Task prompt
Read the records beneath this task and copy every line that contains the string "Vorjahr".

-*-*-

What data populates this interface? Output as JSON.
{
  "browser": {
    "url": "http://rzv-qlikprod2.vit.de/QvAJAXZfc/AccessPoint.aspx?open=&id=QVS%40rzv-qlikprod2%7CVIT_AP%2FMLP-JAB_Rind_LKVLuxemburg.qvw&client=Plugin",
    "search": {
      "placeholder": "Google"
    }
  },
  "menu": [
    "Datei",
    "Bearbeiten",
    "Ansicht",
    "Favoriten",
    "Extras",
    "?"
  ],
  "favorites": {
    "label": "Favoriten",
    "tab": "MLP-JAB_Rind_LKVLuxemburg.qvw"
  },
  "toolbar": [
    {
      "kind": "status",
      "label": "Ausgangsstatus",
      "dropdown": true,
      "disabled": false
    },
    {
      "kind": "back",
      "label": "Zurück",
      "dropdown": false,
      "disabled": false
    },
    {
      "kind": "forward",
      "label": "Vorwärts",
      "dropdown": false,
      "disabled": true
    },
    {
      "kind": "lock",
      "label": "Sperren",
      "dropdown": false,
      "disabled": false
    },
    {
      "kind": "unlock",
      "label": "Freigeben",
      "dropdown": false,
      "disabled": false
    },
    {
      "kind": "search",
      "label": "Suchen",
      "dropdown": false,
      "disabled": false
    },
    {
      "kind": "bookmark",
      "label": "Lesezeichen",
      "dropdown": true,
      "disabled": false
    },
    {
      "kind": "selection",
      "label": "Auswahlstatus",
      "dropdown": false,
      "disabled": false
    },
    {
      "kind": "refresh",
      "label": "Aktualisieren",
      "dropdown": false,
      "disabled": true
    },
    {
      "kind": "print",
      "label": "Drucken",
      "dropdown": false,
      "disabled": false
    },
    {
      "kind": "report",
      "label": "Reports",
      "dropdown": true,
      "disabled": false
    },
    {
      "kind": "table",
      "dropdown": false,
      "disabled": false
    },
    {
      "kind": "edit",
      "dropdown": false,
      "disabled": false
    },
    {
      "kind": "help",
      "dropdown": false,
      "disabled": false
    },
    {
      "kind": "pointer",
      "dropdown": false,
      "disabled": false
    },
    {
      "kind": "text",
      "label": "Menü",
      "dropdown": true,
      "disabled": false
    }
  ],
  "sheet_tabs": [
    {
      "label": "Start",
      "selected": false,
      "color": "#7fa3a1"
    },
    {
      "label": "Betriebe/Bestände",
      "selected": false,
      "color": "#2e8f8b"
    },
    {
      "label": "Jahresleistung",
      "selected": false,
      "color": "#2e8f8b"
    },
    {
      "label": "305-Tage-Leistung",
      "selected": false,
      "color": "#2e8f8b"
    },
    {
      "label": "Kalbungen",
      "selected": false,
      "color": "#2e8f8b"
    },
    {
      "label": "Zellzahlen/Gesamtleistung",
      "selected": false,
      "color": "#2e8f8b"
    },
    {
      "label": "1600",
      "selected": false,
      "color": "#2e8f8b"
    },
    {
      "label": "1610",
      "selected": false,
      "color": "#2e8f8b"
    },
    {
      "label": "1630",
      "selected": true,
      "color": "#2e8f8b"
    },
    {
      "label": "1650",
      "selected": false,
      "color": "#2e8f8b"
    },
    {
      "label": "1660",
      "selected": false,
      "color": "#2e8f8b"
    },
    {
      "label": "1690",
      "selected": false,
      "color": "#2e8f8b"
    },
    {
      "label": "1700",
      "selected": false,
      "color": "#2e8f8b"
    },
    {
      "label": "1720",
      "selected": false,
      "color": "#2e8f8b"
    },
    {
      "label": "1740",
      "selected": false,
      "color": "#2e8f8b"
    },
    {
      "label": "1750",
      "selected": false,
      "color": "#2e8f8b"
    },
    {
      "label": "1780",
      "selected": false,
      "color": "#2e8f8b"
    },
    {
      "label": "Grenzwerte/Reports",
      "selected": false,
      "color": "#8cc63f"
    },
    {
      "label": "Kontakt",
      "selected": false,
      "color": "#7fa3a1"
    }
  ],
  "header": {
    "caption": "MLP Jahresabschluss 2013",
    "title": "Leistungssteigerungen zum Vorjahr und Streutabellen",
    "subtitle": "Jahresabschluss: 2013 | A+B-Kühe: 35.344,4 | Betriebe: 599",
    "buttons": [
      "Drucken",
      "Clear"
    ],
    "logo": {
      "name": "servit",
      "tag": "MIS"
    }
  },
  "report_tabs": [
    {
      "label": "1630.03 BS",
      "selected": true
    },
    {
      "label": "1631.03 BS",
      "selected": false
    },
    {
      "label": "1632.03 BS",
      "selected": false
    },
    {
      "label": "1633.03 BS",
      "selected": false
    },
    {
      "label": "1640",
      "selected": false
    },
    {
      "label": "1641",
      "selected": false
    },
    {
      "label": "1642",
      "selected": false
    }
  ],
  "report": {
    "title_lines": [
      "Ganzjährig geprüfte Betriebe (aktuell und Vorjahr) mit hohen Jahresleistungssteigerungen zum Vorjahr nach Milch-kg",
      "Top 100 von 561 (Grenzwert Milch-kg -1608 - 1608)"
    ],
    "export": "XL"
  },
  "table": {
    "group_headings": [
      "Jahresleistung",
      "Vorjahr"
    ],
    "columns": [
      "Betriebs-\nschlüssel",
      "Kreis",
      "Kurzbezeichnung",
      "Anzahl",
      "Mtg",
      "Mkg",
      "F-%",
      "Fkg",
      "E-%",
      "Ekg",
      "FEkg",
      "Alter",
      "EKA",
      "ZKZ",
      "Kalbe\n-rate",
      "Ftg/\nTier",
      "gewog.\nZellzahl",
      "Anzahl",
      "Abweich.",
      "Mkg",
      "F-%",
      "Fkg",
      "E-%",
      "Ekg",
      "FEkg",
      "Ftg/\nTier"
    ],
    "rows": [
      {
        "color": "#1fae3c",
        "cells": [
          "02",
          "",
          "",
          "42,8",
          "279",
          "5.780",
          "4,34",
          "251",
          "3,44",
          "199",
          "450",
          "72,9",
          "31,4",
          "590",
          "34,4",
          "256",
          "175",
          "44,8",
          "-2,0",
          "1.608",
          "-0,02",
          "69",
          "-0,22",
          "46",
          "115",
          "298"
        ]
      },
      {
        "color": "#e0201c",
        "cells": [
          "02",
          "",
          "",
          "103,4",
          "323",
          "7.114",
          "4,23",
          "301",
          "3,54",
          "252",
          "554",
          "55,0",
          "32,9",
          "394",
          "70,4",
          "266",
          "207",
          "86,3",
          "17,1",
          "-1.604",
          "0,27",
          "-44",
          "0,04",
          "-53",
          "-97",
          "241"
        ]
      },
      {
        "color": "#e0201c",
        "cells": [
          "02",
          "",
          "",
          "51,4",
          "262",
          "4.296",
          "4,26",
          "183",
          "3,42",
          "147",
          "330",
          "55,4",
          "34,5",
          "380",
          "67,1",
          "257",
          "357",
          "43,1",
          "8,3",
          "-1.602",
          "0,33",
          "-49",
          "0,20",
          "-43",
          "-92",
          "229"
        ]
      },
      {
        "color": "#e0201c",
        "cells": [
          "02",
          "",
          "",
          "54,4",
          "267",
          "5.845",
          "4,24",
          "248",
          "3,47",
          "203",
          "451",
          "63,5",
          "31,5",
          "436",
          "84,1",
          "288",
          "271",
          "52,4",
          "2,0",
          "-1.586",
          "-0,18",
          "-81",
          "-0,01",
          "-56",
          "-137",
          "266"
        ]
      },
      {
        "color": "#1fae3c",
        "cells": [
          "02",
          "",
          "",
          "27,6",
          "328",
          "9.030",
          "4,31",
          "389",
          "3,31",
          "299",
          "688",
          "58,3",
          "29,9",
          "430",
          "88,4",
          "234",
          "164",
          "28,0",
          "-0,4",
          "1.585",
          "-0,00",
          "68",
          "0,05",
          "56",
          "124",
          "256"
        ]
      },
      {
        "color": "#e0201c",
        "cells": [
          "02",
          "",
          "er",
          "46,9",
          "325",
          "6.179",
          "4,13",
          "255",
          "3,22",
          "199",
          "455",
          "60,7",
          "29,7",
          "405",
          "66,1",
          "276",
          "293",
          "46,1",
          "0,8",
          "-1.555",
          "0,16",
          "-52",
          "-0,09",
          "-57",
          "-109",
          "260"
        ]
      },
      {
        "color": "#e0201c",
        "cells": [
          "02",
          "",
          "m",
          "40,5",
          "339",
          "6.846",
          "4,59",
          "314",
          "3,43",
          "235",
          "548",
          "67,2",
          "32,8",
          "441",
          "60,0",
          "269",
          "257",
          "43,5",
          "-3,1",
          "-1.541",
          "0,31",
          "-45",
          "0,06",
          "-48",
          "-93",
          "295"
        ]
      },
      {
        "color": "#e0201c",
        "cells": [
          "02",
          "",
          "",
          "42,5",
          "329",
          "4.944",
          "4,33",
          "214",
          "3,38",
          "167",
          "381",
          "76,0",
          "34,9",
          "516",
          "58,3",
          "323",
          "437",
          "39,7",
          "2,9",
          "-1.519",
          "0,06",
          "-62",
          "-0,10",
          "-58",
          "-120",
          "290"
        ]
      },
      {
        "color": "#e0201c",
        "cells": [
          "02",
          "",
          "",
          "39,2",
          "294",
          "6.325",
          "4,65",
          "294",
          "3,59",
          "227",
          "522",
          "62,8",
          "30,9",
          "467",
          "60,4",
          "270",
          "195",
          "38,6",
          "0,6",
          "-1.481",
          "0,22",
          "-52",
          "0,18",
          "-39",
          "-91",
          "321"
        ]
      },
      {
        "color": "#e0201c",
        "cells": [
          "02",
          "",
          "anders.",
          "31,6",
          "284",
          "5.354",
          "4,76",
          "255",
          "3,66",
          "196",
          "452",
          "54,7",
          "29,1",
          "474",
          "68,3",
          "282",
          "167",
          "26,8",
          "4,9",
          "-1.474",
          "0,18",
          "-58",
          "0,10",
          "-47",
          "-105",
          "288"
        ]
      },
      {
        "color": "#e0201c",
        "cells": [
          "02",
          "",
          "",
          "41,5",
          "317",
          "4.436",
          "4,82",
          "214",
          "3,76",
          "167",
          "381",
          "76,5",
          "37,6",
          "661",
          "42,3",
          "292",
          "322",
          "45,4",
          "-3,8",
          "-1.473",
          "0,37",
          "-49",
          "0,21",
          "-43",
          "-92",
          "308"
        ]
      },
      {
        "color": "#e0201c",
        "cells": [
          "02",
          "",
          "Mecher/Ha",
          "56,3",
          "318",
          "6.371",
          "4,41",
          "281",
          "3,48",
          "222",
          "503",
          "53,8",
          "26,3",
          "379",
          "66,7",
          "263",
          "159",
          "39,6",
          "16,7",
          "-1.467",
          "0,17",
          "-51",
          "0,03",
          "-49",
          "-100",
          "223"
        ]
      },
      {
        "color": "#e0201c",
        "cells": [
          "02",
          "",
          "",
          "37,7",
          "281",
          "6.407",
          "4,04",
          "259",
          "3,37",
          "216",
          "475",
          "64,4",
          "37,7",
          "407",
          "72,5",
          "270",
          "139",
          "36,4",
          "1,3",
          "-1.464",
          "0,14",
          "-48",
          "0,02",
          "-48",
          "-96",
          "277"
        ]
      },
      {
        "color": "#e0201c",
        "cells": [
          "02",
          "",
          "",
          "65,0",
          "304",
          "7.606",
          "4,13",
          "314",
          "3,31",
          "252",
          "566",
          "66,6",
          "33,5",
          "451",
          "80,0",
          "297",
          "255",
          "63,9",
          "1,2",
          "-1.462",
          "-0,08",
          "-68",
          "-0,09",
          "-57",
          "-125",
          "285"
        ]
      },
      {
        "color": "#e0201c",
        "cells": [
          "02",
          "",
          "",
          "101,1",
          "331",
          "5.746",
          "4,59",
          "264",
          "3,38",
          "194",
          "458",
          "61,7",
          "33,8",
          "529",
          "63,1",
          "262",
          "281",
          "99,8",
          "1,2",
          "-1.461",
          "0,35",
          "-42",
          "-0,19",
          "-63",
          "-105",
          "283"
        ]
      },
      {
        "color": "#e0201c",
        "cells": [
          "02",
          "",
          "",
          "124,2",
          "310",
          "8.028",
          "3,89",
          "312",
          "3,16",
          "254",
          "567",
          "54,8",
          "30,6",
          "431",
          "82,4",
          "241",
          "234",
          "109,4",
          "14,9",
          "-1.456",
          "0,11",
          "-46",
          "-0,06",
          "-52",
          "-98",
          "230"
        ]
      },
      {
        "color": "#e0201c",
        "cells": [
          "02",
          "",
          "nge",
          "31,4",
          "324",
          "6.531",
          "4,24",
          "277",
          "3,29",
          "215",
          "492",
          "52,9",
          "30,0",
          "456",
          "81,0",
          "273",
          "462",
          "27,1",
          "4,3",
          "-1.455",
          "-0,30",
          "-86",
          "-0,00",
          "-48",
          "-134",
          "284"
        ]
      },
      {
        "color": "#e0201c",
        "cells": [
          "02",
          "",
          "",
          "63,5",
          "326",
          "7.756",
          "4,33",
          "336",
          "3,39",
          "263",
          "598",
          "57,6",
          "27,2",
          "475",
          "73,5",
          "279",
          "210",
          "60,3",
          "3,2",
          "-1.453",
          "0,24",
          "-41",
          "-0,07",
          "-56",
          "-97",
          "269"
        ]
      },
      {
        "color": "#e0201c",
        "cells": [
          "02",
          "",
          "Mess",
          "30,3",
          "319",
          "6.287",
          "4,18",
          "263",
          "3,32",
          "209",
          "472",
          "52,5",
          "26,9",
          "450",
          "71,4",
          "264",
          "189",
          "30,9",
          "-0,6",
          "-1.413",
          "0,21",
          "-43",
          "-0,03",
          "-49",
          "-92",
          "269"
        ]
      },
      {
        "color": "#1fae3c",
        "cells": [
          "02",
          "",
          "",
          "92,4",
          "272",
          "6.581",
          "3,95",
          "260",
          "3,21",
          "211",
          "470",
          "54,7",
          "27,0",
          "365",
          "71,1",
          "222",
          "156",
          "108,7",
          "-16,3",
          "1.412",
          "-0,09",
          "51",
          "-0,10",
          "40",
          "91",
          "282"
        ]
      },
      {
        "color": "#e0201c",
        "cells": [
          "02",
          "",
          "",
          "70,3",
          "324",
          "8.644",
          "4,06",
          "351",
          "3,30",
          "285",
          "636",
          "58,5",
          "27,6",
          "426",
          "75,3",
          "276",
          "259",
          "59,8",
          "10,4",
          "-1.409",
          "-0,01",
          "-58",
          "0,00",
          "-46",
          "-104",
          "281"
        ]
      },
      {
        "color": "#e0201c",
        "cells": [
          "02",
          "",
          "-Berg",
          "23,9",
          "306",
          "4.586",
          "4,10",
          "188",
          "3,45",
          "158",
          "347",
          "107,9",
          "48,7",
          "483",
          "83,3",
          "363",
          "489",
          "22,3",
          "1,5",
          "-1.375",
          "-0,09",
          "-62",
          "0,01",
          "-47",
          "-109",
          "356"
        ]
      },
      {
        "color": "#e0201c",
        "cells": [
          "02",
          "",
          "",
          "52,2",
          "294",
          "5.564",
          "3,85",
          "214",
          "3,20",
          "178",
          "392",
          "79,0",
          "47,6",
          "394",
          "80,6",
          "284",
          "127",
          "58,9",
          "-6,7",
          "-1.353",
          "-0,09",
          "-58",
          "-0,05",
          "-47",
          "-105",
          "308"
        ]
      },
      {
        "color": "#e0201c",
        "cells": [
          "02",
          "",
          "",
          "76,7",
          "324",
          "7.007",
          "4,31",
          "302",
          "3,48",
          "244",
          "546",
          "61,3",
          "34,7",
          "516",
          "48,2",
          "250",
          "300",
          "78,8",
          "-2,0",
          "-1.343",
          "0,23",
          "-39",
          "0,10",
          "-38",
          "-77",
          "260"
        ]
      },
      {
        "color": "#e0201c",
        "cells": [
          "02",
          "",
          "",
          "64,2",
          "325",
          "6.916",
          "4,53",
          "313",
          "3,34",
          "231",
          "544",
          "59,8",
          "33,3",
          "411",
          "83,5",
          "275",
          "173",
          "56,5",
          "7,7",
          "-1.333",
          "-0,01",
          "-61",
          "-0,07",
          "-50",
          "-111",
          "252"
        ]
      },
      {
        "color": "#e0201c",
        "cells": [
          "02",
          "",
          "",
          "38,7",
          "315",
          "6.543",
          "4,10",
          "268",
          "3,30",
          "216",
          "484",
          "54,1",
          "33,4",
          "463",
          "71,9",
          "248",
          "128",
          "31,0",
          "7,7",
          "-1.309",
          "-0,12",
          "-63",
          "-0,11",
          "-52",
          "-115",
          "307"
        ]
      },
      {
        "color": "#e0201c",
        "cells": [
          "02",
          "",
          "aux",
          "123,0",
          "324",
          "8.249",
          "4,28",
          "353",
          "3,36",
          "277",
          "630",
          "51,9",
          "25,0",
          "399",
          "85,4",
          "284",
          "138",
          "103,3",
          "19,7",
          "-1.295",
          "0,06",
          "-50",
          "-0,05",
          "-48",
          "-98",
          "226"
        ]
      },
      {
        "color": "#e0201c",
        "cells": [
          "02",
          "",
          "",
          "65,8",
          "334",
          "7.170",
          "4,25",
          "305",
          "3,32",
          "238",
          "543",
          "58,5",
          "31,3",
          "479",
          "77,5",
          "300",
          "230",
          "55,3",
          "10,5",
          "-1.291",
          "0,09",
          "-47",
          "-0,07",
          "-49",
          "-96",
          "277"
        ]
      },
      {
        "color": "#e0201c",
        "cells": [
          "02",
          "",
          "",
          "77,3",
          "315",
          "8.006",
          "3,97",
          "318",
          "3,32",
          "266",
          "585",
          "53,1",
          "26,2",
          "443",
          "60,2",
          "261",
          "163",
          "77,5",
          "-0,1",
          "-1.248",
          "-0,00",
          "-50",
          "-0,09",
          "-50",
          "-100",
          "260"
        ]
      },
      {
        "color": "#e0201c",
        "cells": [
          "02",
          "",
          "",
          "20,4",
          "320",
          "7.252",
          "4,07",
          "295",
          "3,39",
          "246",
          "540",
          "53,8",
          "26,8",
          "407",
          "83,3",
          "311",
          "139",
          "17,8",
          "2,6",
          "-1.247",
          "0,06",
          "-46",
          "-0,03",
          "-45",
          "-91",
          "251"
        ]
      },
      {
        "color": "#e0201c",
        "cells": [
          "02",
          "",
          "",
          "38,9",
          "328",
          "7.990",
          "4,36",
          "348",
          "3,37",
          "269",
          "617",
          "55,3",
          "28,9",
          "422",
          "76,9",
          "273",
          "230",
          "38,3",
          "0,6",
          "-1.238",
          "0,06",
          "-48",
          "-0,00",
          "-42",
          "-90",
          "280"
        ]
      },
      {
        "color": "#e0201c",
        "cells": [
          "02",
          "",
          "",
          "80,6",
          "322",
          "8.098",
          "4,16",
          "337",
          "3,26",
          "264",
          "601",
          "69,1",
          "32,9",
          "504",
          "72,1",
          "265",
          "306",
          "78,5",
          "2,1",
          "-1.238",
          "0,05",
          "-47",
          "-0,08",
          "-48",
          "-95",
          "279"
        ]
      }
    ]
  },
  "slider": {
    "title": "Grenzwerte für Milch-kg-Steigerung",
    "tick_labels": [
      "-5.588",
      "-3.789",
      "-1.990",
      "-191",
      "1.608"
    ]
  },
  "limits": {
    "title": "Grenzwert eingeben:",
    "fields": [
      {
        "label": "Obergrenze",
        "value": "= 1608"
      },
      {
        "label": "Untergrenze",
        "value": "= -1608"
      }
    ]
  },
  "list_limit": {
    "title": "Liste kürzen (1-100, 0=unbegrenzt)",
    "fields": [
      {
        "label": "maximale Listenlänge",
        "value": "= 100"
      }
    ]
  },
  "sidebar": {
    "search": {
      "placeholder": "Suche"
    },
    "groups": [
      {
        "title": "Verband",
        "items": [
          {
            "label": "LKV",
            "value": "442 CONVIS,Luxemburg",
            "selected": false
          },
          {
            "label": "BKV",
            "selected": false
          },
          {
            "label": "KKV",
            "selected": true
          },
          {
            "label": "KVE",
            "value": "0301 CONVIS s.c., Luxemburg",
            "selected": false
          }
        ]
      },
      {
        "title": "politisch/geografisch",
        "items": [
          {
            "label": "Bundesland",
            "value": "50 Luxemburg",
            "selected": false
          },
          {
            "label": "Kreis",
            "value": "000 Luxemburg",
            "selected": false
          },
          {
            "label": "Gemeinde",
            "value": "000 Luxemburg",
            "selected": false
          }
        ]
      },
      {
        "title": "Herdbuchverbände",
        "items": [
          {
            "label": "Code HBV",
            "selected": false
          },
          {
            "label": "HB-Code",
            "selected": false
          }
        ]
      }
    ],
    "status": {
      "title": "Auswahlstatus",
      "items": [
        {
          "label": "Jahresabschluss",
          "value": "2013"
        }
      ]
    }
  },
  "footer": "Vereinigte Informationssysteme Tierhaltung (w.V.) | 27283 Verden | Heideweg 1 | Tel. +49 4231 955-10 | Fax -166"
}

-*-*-

Your response
    "title": "Leistungssteigerungen zum Vorjahr und Streutabellen",
      "Ganzjährig geprüfte Betriebe (aktuell und Vorjahr) mit hohen Jahresleistungssteigerungen zum Vorjahr nach Milch-kg",
      "Vorjahr"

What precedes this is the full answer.